Recruitment Genius: Senior QC Scientist

Negotiable: Recruitment Genius: This company is a leading expert in immunoassa...

Day In a Page

Read Next
File: David Cameron offers a toast during a State Dinner in his honour March 14, 2012  

I saw the immigration lies a mile off - and now nobody can deny it

Nigel Farage
The Uber app allows passengers to hail a taxi with a smartphone  

Who wouldn’t like a sharing economy? Well, me, for one

Mary Dejevsky
Homeless Veterans Christmas Appeal: ‘We give them hope. They come to us when no one else can help’

Christmas Appeal

Meet the charity giving homeless veterans hope – and who they turn to when no one else can help
Should doctors and patients learn to plan humane, happier endings rather than trying to prolong life?

Is it always right to try to prolong life?

Most of us would prefer to die in our own beds, with our families beside us. But, as a GP, Margaret McCartney sees too many end their days in a medicalised battle
Thomas Cook's outgoing boss Harriet Green got by on four hours sleep a night - is that what it takes for women to get to the top?

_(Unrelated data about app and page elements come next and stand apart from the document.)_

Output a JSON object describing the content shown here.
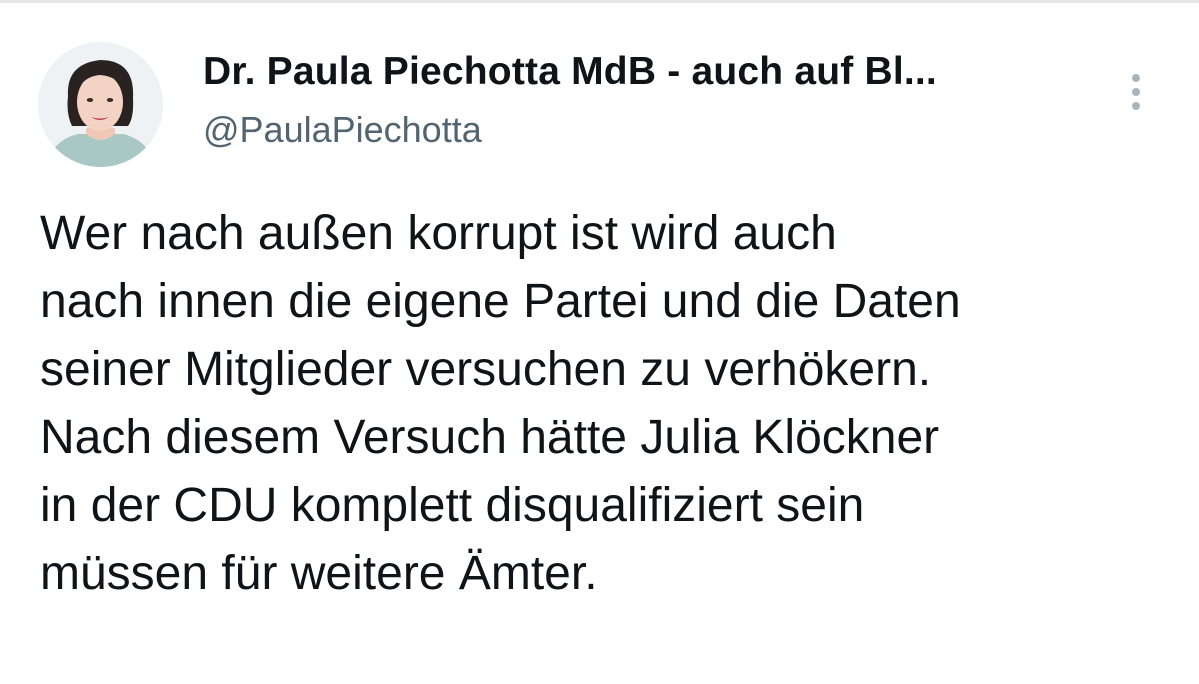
{
  "author": {
    "display_name": "Dr. Paula Piechotta MdB - auch auf Bl...",
    "handle": "@PaulaPiechotta"
  },
  "tweet": {
    "lines": [
      "Wer nach außen korrupt ist wird auch",
      "nach innen die eigene Partei und die Daten",
      "seiner Mitglieder versuchen zu verhökern.",
      "Nach diesem Versuch hätte Julia Klöckner",
      "in der CDU komplett disqualifiziert sein",
      "müssen für weitere Ämter."
    ]
  },
  "icons": {
    "more": "more-vertical-icon",
    "avatar": "profile-photo"
  },
  "colors": {
    "text": "#0f1419",
    "secondary_text": "#536471",
    "icon": "#aab4bd"
  }
}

What does it take for women to get to the top?

Thomas Cook's outgoing boss Harriet Green got by on four hours sleep a night and told women they had to do more if they wanted to get on
Christmas jumper craze: Inside the UK factory behind this year's multicultural must-have

Knitting pretty: British Christmas Jumpers

Simmy Richman visits Jack Masters, the company behind this year's multicultural must-have
French chefs have launched a campaign to end violence in kitchens - should British restaurants follow suit?

French chefs campaign against bullying

A group of top chefs signed a manifesto against violence in kitchens following the sacking of a chef at a Paris restaurant for scalding his kitchen assistant with a white-hot spoon
Radio 4 to broadcast 10-hour War and Peace on New Year's Day as Controller warns of cuts

Just what you need on a New Year hangover...

Radio 4 to broadcast 10-hour adaptation of War and Peace on first day of 2015
Cuba set to stage its first US musical in 50 years

Cuba to stage first US musical in 50 years

Claire Allfree finds out if the new production of Rent will hit the right note in Havana
Christmas 2014: 10 best educational toys

Learn and play: 10 best educational toys

Of course you want them to have fun, but even better if they can learn at the same time
Paul Scholes column: I like Brendan Rodgers as a manager but Liverpool seem to be going backwards not forwards this season

Paul Scholes column

I like Brendan Rodgers as a manager but Liverpool seem to be going backwards not forwards this season
Lewis Moody column: Stuart Lancaster has made all the right calls – now England must deliver

Lewis Moody: Lancaster has made all the right calls – now England must deliver

So what must the red-rose do differently? They have to take the points on offer 
Cameron, Miliband and Clegg join forces for Homeless Veterans campaign

Cameron, Miliband and Clegg join forces for Homeless Veterans campaign

It's in all our interests to look after servicemen and women who fall on hard times, say party leaders
Millionaire Sol Campbell wades into wealthy backlash against Labour's mansion tax

Sol Campbell cries foul at Labour's mansion tax

The former England defender joins Myleene Klass, Griff Rhys Jones and Melvyn Bragg in criticising proposals
Nicolas Sarkozy returns: The ex-President is preparing to fight for the leadership of France's main opposition party – but will he win big enough?

Sarkozy returns

The ex-President is preparing to fight for the leadership of France's main opposition party – but will he win big enough?
Is the criticism of Ed Miliband a coded form of anti-Semitism?

Is the criticism of Miliband anti-Semitic?

Attacks on the Labour leader have coalesced around a sense that he is different, weird, a man apart. But is the criticism more sinister?
Ouija boards are the must-have gift this Christmas, fuelled by a schlock horror film

Ouija boards are the must-have festive gift

Simon Usborne explores the appeal - and mysteries - of a century-old parlour game